Meanwhile, as Xin Chunying writes from Beijing, China is also seeking to establish the rule of law through steadily boosting the role of the National People's Congress. While stifling dissent, China's President Xi is taking on both "tigers and flies" in his no-holds-barred assault from the top down on corruption.
Can China's effort succeed without active public engagement? Can Mexico learn from China and move from angry protest to systemic change? (continued)
As a kid, Austin Netzley remembered being enthralled with the concept of money and promising himself that one day he'd be wealthy. And now, at 28, by most people's measure, he is. He's been an athlete, student, engineer and entrepreneur. And at this point in his life, he considers himself "retired."
Take a look at your most recent investment statement. Do you see the acronym DSC on any of the pages? If you do, you'll want to keep reading.
November 16-22, 2014 marks the first ever Education Savings Week in Canada. Here are three reasons why we're celebrating Education Savings Week (and why you should, too!)
Windsor, Ontario has recently been dealt another blow; Ford Motor Company has just announced that it will not be bringing the new small engine production line to the Rose City. Instead, it will be built in Mexico. The Canadian auto industry was literally created in Windsor, known as Canada's auto capital. Now there is a block-long empty GM transmission plant in the heart of the city that has a paint ball facility in it.
Higher oil costs spell the end of globalization. The messages flashed across the globe repeatedly, and were so believable that speculation heightened the havoc. But the bubble burst, and six years on, prices are south of $90 per barrel and falling. Do lower prices make sense, or is this just temporary?

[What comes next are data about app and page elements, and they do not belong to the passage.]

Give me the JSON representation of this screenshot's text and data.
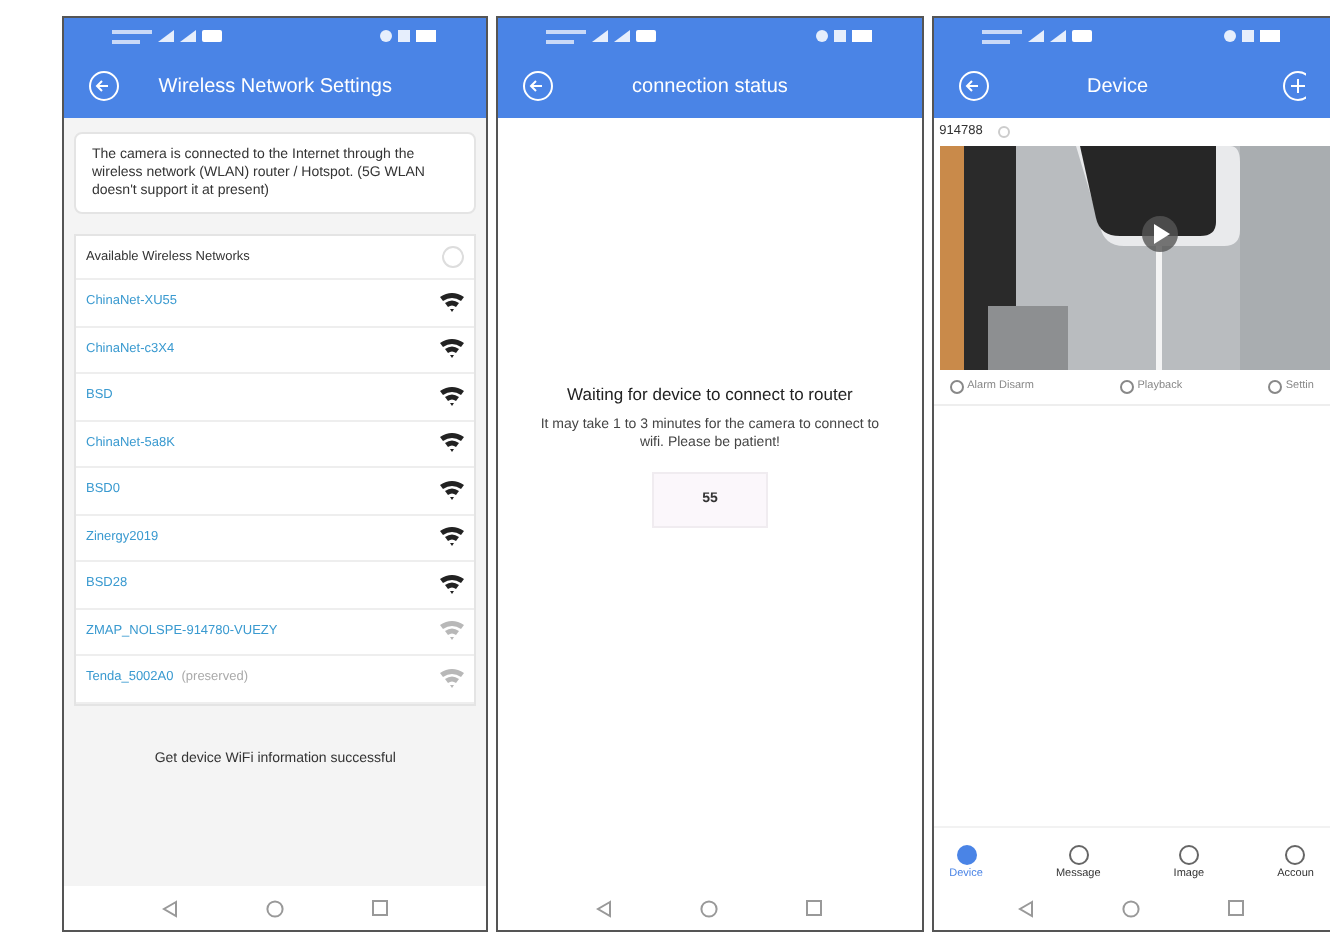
{
  "wifi_screen": {
    "title": "Wireless Network Settings",
    "notice": "The camera is connected to the Internet through the wireless network (WLAN) router / Hotspot. (5G WLAN doesn't support it at present)",
    "list_header": "Available Wireless Networks",
    "networks": [
      {
        "name": "ChinaNet-XU55",
        "weak": false
      },
      {
        "name": "ChinaNet-c3X4",
        "weak": false
      },
      {
        "name": "BSD",
        "weak": false
      },
      {
        "name": "ChinaNet-5a8K",
        "weak": false
      },
      {
        "name": "BSD0",
        "weak": false
      },
      {
        "name": "Zinergy2019",
        "weak": false
      },
      {
        "name": "BSD28",
        "weak": false
      },
      {
        "name": "ZMAP_NOLSPE-914780-VUEZY",
        "weak": true
      },
      {
        "name": "Tenda_5002A0",
        "note": "(preserved)",
        "weak": true
      }
    ],
    "message": "Get device WiFi information successful"
  },
  "status_screen": {
    "title": "connection status",
    "heading": "Waiting for device to connect to router",
    "hint": "It may take 1 to 3 minutes for the camera to connect to wifi. Please be patient!",
    "countdown": "55"
  },
  "device_screen": {
    "title": "Device",
    "device_id": "914788",
    "actions": [
      "Alarm Disarm",
      "Playback",
      "Settin"
    ],
    "tabs": [
      {
        "label": "Device",
        "selected": true
      },
      {
        "label": "Message",
        "selected": false
      },
      {
        "label": "Image",
        "selected": false
      },
      {
        "label": "Accoun",
        "selected": false
      }
    ]
  }
}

On Thursday, comedian Jay Leno cancelled his speaking gig at a gun industry event less than 24 hours after three reform groups launched a petition asking the former "Tonight Show" host to disassociate himself from the gun group.
Being in time poverty is a very common occurrence among entrepreneurs, but it is not at all conducive to running a thriving, profitable business. In order to be successful, you have to be productive, and overcoming time poverty is absolutely crucial to achieving that goal.
If the thought of being the unwitting star of your own prime time reality show gives you the willies, consider the recent revelation that more than 73,000 unsecured webcams and surveillance cameras are, as I write this column, viewable on a Russian-based website.
Industrialists who built the railroads and core infrastructure in the 19th century exploited labor, corrupted governments, and built monopolies. Uber is also exploiting labor to some extent, but its disrepute is largely because of its arrogance and frat-boy behavior -- not only its business practices. And this behavior is only slowing the company down.
You see, with a solid plan and a strong identity, your decisions are less difficult. When you know where you are going, it's easy to see the right path at each juncture.
Unilever claims that Hampton Creek is violating the standard of identify for mayonnaise -- stemming from pre-World War II regulations -- because we're using plants instead of chicken eggs in what is now America's most popular condiment.
Since trust plays a big factor in listening to what we're being told, corporations have the responsibility to provide messages that are both accurate and in the best interests of their audiences. Time and time again, however, we see the power of suggestion being used in a misguided and sometimes even destructive way.